__BRIEF__
Set down the entries that follow exactly as written, leaving out any images.

__RECORDS FOR THIS EXERCISE__
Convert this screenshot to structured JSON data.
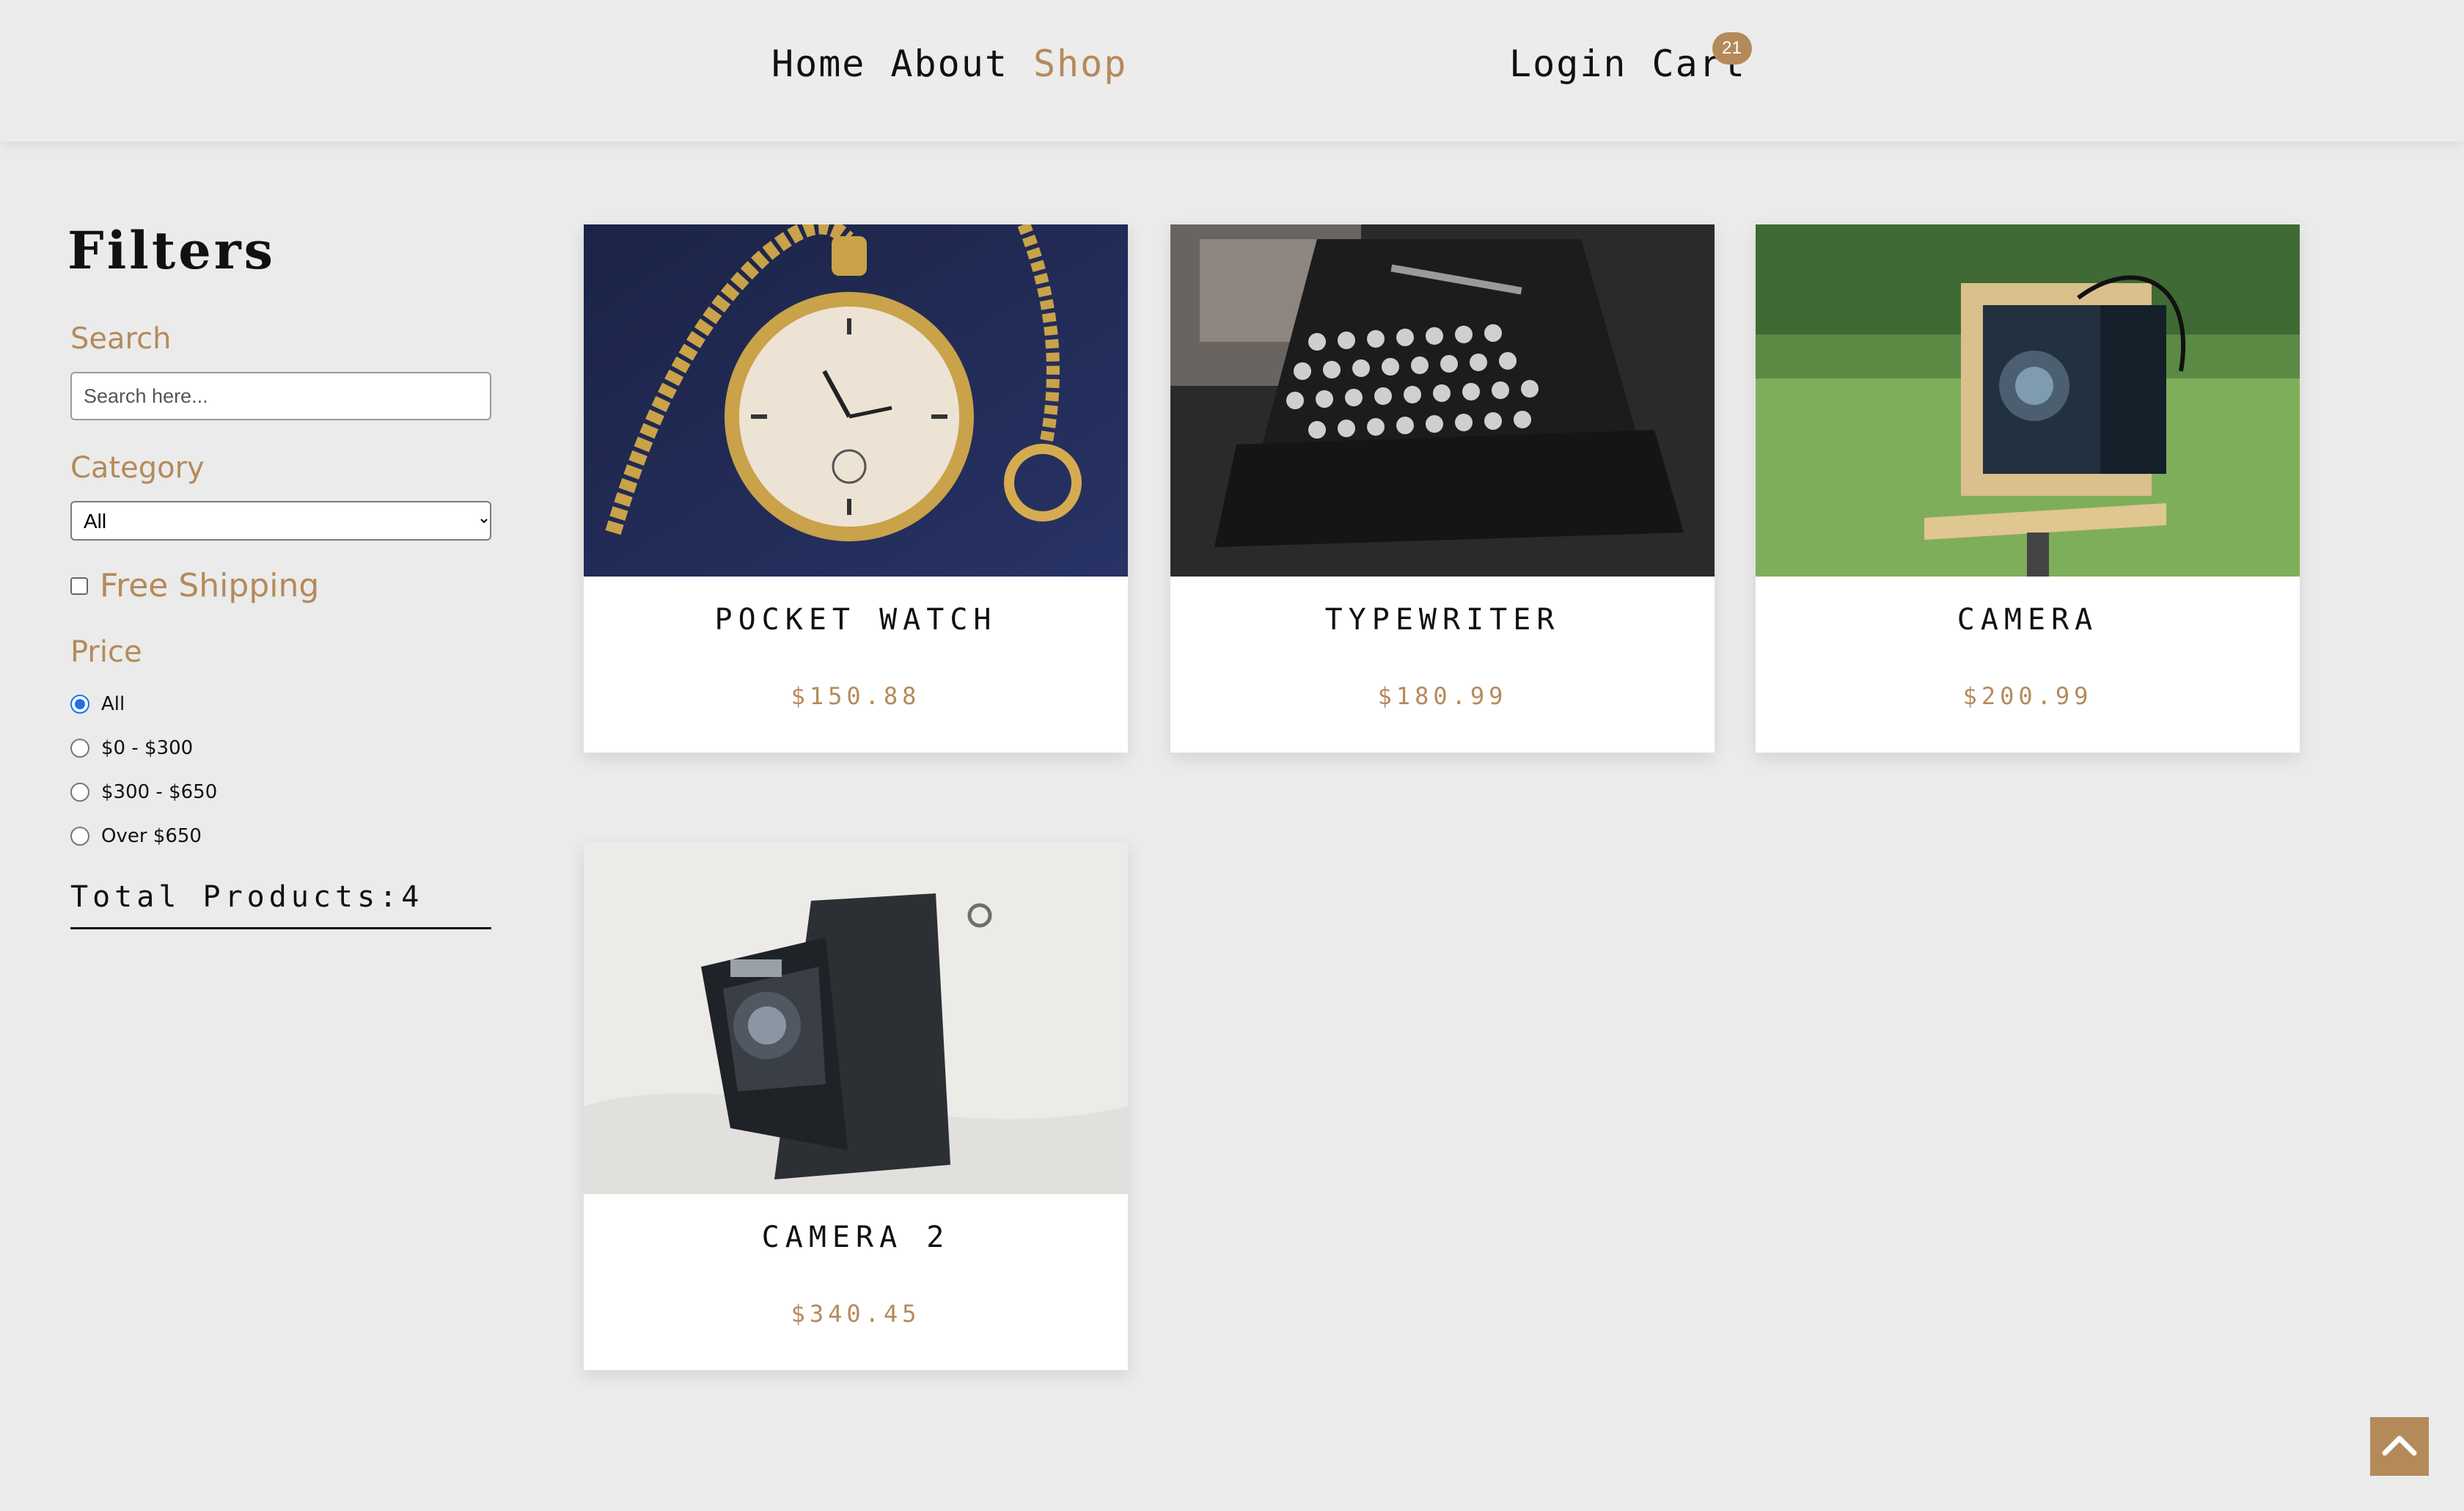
{
  "nav": {
    "home": "Home",
    "about": "About",
    "shop": "Shop",
    "login": "Login",
    "cart": "Cart",
    "cart_count": "21",
    "active": "Shop"
  },
  "filters": {
    "title": "Filters",
    "search_label": "Search",
    "search_placeholder": "Search here...",
    "search_value": "",
    "category_label": "Category",
    "category_selected": "All",
    "free_shipping_label": "Free Shipping",
    "free_shipping_checked": false,
    "price_label": "Price",
    "price_options": [
      "All",
      "$0 - $300",
      "$300 - $650",
      "Over $650"
    ],
    "price_selected": "All",
    "total_products": "Total Products:4"
  },
  "products": [
    {
      "name": "POCKET WATCH",
      "price": "$150.88",
      "image": "pocket-watch"
    },
    {
      "name": "TYPEWRITER",
      "price": "$180.99",
      "image": "typewriter"
    },
    {
      "name": "CAMERA",
      "price": "$200.99",
      "image": "camera"
    },
    {
      "name": "CAMERA 2",
      "price": "$340.45",
      "image": "camera-2"
    }
  ],
  "colors": {
    "accent": "#b58a5a",
    "background": "#ebebeb",
    "radio_selected": "#1a73e8"
  },
  "icons": {
    "scroll_top": "chevron-up-icon"
  }
}
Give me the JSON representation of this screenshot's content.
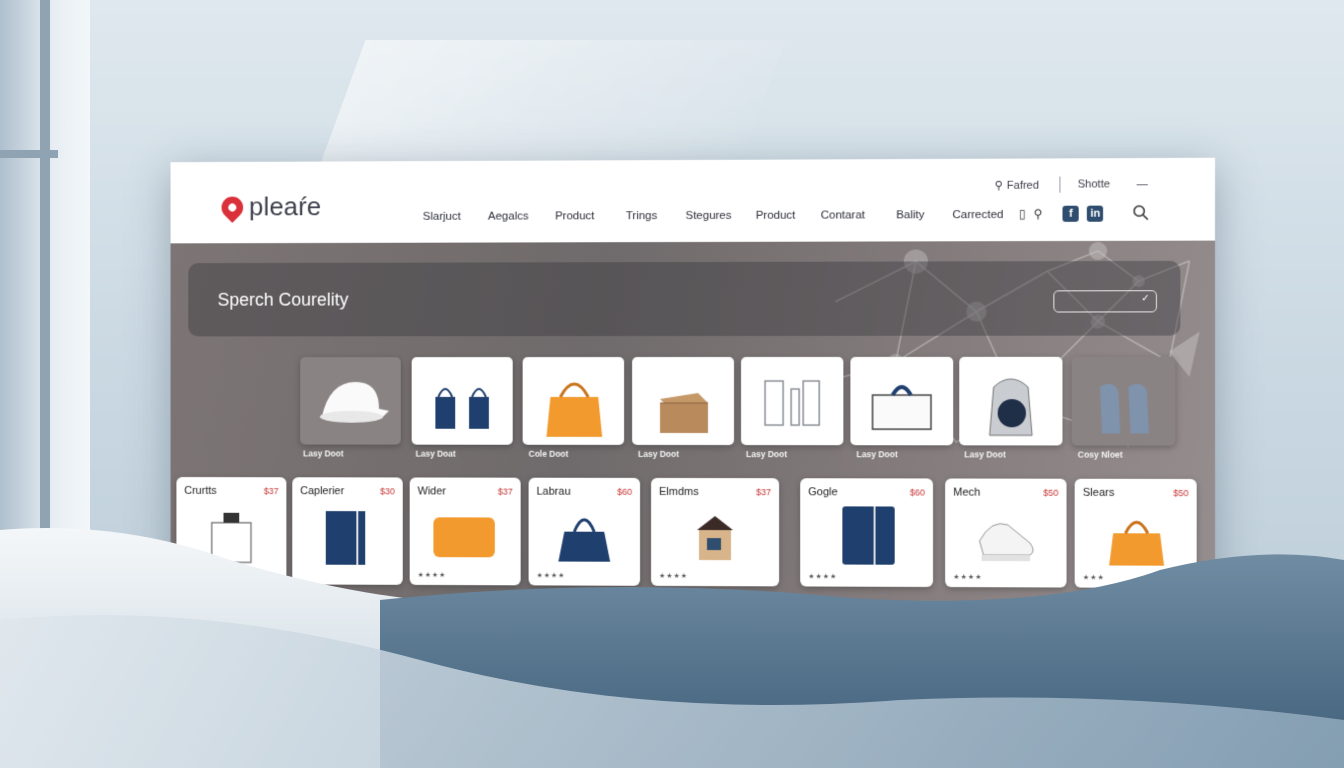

__YOUR RESPONSE__
Convert this screenshot to structured JSON data.
{
  "nav": {
    "home": "Home",
    "about": "About",
    "shop": "Shop",
    "login": "Login",
    "cart": "Cart",
    "cart_count": "21",
    "active": "Shop"
  },
  "filters": {
    "title": "Filters",
    "search_label": "Search",
    "search_placeholder": "Search here...",
    "search_value": "",
    "category_label": "Category",
    "category_selected": "All",
    "free_shipping_label": "Free Shipping",
    "free_shipping_checked": false,
    "price_label": "Price",
    "price_options": [
      "All",
      "$0 - $300",
      "$300 - $650",
      "Over $650"
    ],
    "price_selected": "All",
    "total_products": "Total Products:4"
  },
  "products": [
    {
      "name": "POCKET WATCH",
      "price": "$150.88",
      "image": "pocket-watch"
    },
    {
      "name": "TYPEWRITER",
      "price": "$180.99",
      "image": "typewriter"
    },
    {
      "name": "CAMERA",
      "price": "$200.99",
      "image": "camera"
    },
    {
      "name": "CAMERA 2",
      "price": "$340.45",
      "image": "camera-2"
    }
  ],
  "colors": {
    "accent": "#b58a5a",
    "background": "#ebebeb",
    "radio_selected": "#1a73e8"
  },
  "icons": {
    "scroll_top": "chevron-up-icon"
  }
}
Give me the JSON representation of this screenshot's content.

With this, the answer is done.